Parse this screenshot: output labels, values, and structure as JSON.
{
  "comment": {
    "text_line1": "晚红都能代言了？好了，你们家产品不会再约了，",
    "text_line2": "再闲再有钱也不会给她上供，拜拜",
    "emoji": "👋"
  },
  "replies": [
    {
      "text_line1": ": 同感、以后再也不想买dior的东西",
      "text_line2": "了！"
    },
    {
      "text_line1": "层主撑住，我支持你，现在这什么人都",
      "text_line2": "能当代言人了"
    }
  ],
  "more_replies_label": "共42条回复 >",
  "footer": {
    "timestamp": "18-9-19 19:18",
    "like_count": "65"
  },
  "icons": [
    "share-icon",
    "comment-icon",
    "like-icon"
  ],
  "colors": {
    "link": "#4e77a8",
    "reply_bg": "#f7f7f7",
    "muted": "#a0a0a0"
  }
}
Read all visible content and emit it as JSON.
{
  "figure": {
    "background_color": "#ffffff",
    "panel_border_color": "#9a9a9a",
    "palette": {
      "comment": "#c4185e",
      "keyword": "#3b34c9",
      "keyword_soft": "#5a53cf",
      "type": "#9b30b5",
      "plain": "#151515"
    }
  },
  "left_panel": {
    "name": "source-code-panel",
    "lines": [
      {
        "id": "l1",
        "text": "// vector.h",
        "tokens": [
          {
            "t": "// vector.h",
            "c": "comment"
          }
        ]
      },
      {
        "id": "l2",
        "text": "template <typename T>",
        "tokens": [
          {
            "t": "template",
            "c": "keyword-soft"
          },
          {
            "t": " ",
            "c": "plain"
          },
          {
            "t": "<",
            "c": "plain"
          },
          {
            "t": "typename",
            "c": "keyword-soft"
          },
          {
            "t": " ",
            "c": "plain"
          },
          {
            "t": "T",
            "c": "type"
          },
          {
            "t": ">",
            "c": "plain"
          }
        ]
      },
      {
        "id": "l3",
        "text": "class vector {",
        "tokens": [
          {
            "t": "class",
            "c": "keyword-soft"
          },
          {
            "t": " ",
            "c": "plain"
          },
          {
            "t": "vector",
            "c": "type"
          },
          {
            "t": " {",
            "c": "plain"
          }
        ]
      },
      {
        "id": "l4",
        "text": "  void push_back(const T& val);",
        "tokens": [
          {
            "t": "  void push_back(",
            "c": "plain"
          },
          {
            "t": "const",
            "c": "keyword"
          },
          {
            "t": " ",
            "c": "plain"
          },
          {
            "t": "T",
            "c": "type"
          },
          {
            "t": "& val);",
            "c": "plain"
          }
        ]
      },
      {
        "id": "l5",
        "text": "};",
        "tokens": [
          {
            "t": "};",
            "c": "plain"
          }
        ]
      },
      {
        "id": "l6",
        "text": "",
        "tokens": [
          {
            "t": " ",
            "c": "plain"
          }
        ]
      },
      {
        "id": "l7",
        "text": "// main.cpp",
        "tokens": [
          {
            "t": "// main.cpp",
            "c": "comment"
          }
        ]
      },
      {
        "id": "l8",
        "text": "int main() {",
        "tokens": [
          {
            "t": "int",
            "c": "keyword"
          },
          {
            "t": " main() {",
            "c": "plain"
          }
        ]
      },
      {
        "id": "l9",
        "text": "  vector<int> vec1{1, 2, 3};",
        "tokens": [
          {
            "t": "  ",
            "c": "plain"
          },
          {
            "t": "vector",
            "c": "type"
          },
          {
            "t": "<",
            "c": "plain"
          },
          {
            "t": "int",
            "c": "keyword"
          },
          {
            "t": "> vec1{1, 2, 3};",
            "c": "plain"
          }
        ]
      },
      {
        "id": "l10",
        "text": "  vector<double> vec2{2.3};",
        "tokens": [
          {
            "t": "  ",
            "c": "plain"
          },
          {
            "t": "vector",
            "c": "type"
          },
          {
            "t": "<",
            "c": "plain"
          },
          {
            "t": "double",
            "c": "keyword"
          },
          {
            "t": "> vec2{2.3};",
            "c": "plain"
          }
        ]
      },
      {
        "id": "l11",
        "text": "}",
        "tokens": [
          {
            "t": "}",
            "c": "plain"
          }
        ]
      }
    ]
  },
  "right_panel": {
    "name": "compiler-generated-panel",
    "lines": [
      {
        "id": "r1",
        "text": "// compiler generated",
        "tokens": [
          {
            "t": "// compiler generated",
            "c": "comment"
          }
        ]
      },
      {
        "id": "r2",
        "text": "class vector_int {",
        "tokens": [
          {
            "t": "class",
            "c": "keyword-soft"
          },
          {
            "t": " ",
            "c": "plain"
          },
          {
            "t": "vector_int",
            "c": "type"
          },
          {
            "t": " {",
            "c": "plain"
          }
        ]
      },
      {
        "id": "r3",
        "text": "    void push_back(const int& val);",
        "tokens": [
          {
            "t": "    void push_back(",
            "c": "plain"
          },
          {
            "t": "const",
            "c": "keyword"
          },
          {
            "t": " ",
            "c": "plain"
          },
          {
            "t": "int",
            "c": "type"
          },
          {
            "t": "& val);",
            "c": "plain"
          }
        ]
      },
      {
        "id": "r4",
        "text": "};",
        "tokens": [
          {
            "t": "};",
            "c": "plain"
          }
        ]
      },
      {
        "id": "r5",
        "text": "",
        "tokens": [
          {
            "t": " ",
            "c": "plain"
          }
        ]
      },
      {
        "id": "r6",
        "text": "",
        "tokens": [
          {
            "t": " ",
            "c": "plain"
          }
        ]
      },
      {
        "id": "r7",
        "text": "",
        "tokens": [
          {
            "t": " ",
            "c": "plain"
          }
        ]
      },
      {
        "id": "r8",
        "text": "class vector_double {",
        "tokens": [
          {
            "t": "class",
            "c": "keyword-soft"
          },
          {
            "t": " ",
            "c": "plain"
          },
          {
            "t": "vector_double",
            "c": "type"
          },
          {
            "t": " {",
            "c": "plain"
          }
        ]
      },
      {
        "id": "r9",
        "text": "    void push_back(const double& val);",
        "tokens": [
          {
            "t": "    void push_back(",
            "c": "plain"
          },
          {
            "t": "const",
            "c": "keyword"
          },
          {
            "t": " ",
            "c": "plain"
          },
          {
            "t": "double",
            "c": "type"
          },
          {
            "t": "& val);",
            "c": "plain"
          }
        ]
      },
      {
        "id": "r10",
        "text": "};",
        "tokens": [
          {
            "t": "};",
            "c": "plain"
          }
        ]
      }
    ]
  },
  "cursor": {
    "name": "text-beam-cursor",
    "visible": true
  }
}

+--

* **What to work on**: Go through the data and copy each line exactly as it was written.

* **Response to the exercise**:
Parse this screenshot: output labels, values, and structure as JSON.
{
  "comment": {
    "text_line1": "晚红都能代言了？好了，你们家产品不会再约了，",
    "text_line2": "再闲再有钱也不会给她上供，拜拜",
    "emoji": "👋"
  },
  "replies": [
    {
      "text_line1": ": 同感、以后再也不想买dior的东西",
      "text_line2": "了！"
    },
    {
      "text_line1": "层主撑住，我支持你，现在这什么人都",
      "text_line2": "能当代言人了"
    }
  ],
  "more_replies_label": "共42条回复 >",
  "footer": {
    "timestamp": "18-9-19 19:18",
    "like_count": "65"
  },
  "icons": [
    "share-icon",
    "comment-icon",
    "like-icon"
  ],
  "colors": {
    "link": "#4e77a8",
    "reply_bg": "#f7f7f7",
    "muted": "#a0a0a0"
  }
}
Read all visible content and emit it as JSON.
{
  "figure": {
    "background_color": "#ffffff",
    "panel_border_color": "#9a9a9a",
    "palette": {
      "comment": "#c4185e",
      "keyword": "#3b34c9",
      "keyword_soft": "#5a53cf",
      "type": "#9b30b5",
      "plain": "#151515"
    }
  },
  "left_panel": {
    "name": "source-code-panel",
    "lines": [
      {
        "id": "l1",
        "text": "// vector.h",
        "tokens": [
          {
            "t": "// vector.h",
            "c": "comment"
          }
        ]
      },
      {
        "id": "l2",
        "text": "template <typename T>",
        "tokens": [
          {
            "t": "template",
            "c": "keyword-soft"
          },
          {
            "t": " ",
            "c": "plain"
          },
          {
            "t": "<",
            "c": "plain"
          },
          {
            "t": "typename",
            "c": "keyword-soft"
          },
          {
            "t": " ",
            "c": "plain"
          },
          {
            "t": "T",
            "c": "type"
          },
          {
            "t": ">",
            "c": "plain"
          }
        ]
      },
      {
        "id": "l3",
        "text": "class vector {",
        "tokens": [
          {
            "t": "class",
            "c": "keyword-soft"
          },
          {
            "t": " ",
            "c": "plain"
          },
          {
            "t": "vector",
            "c": "type"
          },
          {
            "t": " {",
            "c": "plain"
          }
        ]
      },
      {
        "id": "l4",
        "text": "  void push_back(const T& val);",
        "tokens": [
          {
            "t": "  void push_back(",
            "c": "plain"
          },
          {
            "t": "const",
            "c": "keyword"
          },
          {
            "t": " ",
            "c": "plain"
          },
          {
            "t": "T",
            "c": "type"
          },
          {
            "t": "& val);",
            "c": "plain"
          }
        ]
      },
      {
        "id": "l5",
        "text": "};",
        "tokens": [
          {
            "t": "};",
            "c": "plain"
          }
        ]
      },
      {
        "id": "l6",
        "text": "",
        "tokens": [
          {
            "t": " ",
            "c": "plain"
          }
        ]
      },
      {
        "id": "l7",
        "text": "// main.cpp",
        "tokens": [
          {
            "t": "// main.cpp",
            "c": "comment"
          }
        ]
      },
      {
        "id": "l8",
        "text": "int main() {",
        "tokens": [
          {
            "t": "int",
            "c": "keyword"
          },
          {
            "t": " main() {",
            "c": "plain"
          }
        ]
      },
      {
        "id": "l9",
        "text": "  vector<int> vec1{1, 2, 3};",
        "tokens": [
          {
            "t": "  ",
            "c": "plain"
          },
          {
            "t": "vector",
            "c": "type"
          },
          {
            "t": "<",
            "c": "plain"
          },
          {
            "t": "int",
            "c": "keyword"
          },
          {
            "t": "> vec1{1, 2, 3};",
            "c": "plain"
          }
        ]
      },
      {
        "id": "l10",
        "text": "  vector<double> vec2{2.3};",
        "tokens": [
          {
            "t": "  ",
            "c": "plain"
          },
          {
            "t": "vector",
            "c": "type"
          },
          {
            "t": "<",
            "c": "plain"
          },
          {
            "t": "double",
            "c": "keyword"
          },
          {
            "t": "> vec2{2.3};",
            "c": "plain"
          }
        ]
      },
      {
        "id": "l11",
        "text": "}",
        "tokens": [
          {
            "t": "}",
            "c": "plain"
          }
        ]
      }
    ]
  },
  "right_panel": {
    "name": "compiler-generated-panel",
    "lines": [
      {
        "id": "r1",
        "text": "// compiler generated",
        "tokens": [
          {
            "t": "// compiler generated",
            "c": "comment"
          }
        ]
      },
      {
        "id": "r2",
        "text": "class vector_int {",
        "tokens": [
          {
            "t": "class",
            "c": "keyword-soft"
          },
          {
            "t": " ",
            "c": "plain"
          },
          {
            "t": "vector_int",
            "c": "type"
          },
          {
            "t": " {",
            "c": "plain"
          }
        ]
      },
      {
        "id": "r3",
        "text": "    void push_back(const int& val);",
        "tokens": [
          {
            "t": "    void push_back(",
            "c": "plain"
          },
          {
            "t": "const",
            "c": "keyword"
          },
          {
            "t": " ",
            "c": "plain"
          },
          {
            "t": "int",
            "c": "type"
          },
          {
            "t": "& val);",
            "c": "plain"
          }
        ]
      },
      {
        "id": "r4",
        "text": "};",
        "tokens": [
          {
            "t": "};",
            "c": "plain"
          }
        ]
      },
      {
        "id": "r5",
        "text": "",
        "tokens": [
          {
            "t": " ",
            "c": "plain"
          }
        ]
      },
      {
        "id": "r6",
        "text": "",
        "tokens": [
          {
            "t": " ",
            "c": "plain"
          }
        ]
      },
      {
        "id": "r7",
        "text": "",
        "tokens": [
          {
            "t": " ",
            "c": "plain"
          }
        ]
      },
      {
        "id": "r8",
        "text": "class vector_double {",
        "tokens": [
          {
            "t": "class",
            "c": "keyword-soft"
          },
          {
            "t": " ",
            "c": "plain"
          },
          {
            "t": "vector_double",
            "c": "type"
          },
          {
            "t": " {",
            "c": "plain"
          }
        ]
      },
      {
        "id": "r9",
        "text": "    void push_back(const double& val);",
        "tokens": [
          {
            "t": "    void push_back(",
            "c": "plain"
          },
          {
            "t": "const",
            "c": "keyword"
          },
          {
            "t": " ",
            "c": "plain"
          },
          {
            "t": "double",
            "c": "type"
          },
          {
            "t": "& val);",
            "c": "plain"
          }
        ]
      },
      {
        "id": "r10",
        "text": "};",
        "tokens": [
          {
            "t": "};",
            "c": "plain"
          }
        ]
      }
    ]
  },
  "cursor": {
    "name": "text-beam-cursor",
    "visible": true
  }
}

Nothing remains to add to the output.